▶ Recorded data:
--------------------------------------------------
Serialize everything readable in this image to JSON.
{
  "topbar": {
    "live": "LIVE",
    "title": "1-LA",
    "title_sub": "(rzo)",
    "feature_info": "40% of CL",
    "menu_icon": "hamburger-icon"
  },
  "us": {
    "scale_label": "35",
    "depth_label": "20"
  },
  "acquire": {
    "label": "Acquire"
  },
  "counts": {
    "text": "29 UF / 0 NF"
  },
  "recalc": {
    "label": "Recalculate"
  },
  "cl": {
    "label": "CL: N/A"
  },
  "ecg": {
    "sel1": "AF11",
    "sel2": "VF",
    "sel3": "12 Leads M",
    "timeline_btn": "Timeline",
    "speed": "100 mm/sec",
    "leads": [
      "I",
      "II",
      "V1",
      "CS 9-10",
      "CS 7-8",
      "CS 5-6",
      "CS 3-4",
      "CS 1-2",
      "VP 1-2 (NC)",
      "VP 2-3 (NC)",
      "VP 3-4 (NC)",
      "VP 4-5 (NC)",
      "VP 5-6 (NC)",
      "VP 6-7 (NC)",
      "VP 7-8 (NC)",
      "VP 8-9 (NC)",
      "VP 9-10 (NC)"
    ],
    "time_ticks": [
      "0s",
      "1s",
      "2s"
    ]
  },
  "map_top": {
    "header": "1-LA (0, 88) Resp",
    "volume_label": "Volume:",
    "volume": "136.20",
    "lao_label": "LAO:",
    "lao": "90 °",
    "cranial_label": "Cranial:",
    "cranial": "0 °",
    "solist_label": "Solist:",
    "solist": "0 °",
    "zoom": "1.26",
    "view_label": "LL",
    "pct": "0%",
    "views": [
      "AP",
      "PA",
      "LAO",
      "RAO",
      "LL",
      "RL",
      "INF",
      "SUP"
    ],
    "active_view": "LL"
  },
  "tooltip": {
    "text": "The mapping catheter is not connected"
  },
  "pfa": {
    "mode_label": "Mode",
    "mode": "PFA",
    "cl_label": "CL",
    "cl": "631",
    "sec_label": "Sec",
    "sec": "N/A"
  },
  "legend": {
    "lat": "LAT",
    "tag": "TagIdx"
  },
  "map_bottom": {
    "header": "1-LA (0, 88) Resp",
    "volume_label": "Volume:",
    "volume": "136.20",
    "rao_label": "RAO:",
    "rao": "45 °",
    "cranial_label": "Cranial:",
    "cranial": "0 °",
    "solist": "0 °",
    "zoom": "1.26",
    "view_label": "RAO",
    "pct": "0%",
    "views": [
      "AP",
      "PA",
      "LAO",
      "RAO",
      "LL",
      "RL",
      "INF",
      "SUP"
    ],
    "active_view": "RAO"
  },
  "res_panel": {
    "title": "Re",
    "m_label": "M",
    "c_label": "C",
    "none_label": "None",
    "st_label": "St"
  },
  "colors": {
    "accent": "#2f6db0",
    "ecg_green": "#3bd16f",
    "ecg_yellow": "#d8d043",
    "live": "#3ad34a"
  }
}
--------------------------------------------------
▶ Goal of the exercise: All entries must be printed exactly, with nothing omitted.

▶ Solved problem:
Serialize everything readable in this image to JSON.
{
  "topbar": {
    "live": "LIVE",
    "title": "1-LA",
    "title_sub": "(rzo)",
    "feature_info": "40% of CL",
    "menu_icon": "hamburger-icon"
  },
  "us": {
    "scale_label": "35",
    "depth_label": "20"
  },
  "acquire": {
    "label": "Acquire"
  },
  "counts": {
    "text": "29 UF / 0 NF"
  },
  "recalc": {
    "label": "Recalculate"
  },
  "cl": {
    "label": "CL: N/A"
  },
  "ecg": {
    "sel1": "AF11",
    "sel2": "VF",
    "sel3": "12 Leads M",
    "timeline_btn": "Timeline",
    "speed": "100 mm/sec",
    "leads": [
      "I",
      "II",
      "V1",
      "CS 9-10",
      "CS 7-8",
      "CS 5-6",
      "CS 3-4",
      "CS 1-2",
      "VP 1-2 (NC)",
      "VP 2-3 (NC)",
      "VP 3-4 (NC)",
      "VP 4-5 (NC)",
      "VP 5-6 (NC)",
      "VP 6-7 (NC)",
      "VP 7-8 (NC)",
      "VP 8-9 (NC)",
      "VP 9-10 (NC)"
    ],
    "time_ticks": [
      "0s",
      "1s",
      "2s"
    ]
  },
  "map_top": {
    "header": "1-LA (0, 88) Resp",
    "volume_label": "Volume:",
    "volume": "136.20",
    "lao_label": "LAO:",
    "lao": "90 °",
    "cranial_label": "Cranial:",
    "cranial": "0 °",
    "solist_label": "Solist:",
    "solist": "0 °",
    "zoom": "1.26",
    "view_label": "LL",
    "pct": "0%",
    "views": [
      "AP",
      "PA",
      "LAO",
      "RAO",
      "LL",
      "RL",
      "INF",
      "SUP"
    ],
    "active_view": "LL"
  },
  "tooltip": {
    "text": "The mapping catheter is not connected"
  },
  "pfa": {
    "mode_label": "Mode",
    "mode": "PFA",
    "cl_label": "CL",
    "cl": "631",
    "sec_label": "Sec",
    "sec": "N/A"
  },
  "legend": {
    "lat": "LAT",
    "tag": "TagIdx"
  },
  "map_bottom": {
    "header": "1-LA (0, 88) Resp",
    "volume_label": "Volume:",
    "volume": "136.20",
    "rao_label": "RAO:",
    "rao": "45 °",
    "cranial_label": "Cranial:",
    "cranial": "0 °",
    "solist": "0 °",
    "zoom": "1.26",
    "view_label": "RAO",
    "pct": "0%",
    "views": [
      "AP",
      "PA",
      "LAO",
      "RAO",
      "LL",
      "RL",
      "INF",
      "SUP"
    ],
    "active_view": "RAO"
  },
  "res_panel": {
    "title": "Re",
    "m_label": "M",
    "c_label": "C",
    "none_label": "None",
    "st_label": "St"
  },
  "colors": {
    "accent": "#2f6db0",
    "ecg_green": "#3bd16f",
    "ecg_yellow": "#d8d043",
    "live": "#3ad34a"
  }
}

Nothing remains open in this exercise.